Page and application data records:

***

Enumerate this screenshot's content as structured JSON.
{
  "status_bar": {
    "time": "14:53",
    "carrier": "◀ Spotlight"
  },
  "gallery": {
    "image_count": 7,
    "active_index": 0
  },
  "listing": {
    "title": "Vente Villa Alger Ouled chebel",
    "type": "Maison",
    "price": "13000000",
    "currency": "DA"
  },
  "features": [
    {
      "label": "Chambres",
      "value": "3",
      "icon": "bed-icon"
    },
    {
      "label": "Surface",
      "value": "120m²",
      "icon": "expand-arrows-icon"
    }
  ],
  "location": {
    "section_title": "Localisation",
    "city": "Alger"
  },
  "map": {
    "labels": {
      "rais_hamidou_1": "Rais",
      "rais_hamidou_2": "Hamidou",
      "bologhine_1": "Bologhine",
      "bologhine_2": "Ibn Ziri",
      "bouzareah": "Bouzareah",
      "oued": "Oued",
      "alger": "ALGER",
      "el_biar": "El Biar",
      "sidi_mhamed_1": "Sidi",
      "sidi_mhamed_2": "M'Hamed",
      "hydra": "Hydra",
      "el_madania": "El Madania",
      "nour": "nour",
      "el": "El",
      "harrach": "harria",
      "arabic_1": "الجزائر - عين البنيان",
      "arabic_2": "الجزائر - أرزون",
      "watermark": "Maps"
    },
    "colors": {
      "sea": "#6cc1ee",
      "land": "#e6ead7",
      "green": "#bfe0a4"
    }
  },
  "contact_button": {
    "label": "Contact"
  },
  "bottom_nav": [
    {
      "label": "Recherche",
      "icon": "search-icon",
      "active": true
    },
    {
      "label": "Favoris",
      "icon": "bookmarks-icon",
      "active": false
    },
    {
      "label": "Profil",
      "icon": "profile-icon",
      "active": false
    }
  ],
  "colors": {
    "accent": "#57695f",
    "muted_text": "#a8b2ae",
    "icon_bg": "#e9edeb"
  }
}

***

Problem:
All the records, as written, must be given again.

Solution to this task:
Enumerate this screenshot's content as structured JSON.
{
  "status_bar": {
    "time": "14:53",
    "carrier": "◀ Spotlight"
  },
  "gallery": {
    "image_count": 7,
    "active_index": 0
  },
  "listing": {
    "title": "Vente Villa Alger Ouled chebel",
    "type": "Maison",
    "price": "13000000",
    "currency": "DA"
  },
  "features": [
    {
      "label": "Chambres",
      "value": "3",
      "icon": "bed-icon"
    },
    {
      "label": "Surface",
      "value": "120m²",
      "icon": "expand-arrows-icon"
    }
  ],
  "location": {
    "section_title": "Localisation",
    "city": "Alger"
  },
  "map": {
    "labels": {
      "rais_hamidou_1": "Rais",
      "rais_hamidou_2": "Hamidou",
      "bologhine_1": "Bologhine",
      "bologhine_2": "Ibn Ziri",
      "bouzareah": "Bouzareah",
      "oued": "Oued",
      "alger": "ALGER",
      "el_biar": "El Biar",
      "sidi_mhamed_1": "Sidi",
      "sidi_mhamed_2": "M'Hamed",
      "hydra": "Hydra",
      "el_madania": "El Madania",
      "nour": "nour",
      "el": "El",
      "harrach": "harria",
      "arabic_1": "الجزائر - عين البنيان",
      "arabic_2": "الجزائر - أرزون",
      "watermark": "Maps"
    },
    "colors": {
      "sea": "#6cc1ee",
      "land": "#e6ead7",
      "green": "#bfe0a4"
    }
  },
  "contact_button": {
    "label": "Contact"
  },
  "bottom_nav": [
    {
      "label": "Recherche",
      "icon": "search-icon",
      "active": true
    },
    {
      "label": "Favoris",
      "icon": "bookmarks-icon",
      "active": false
    },
    {
      "label": "Profil",
      "icon": "profile-icon",
      "active": false
    }
  ],
  "colors": {
    "accent": "#57695f",
    "muted_text": "#a8b2ae",
    "icon_bg": "#e9edeb"
  }
}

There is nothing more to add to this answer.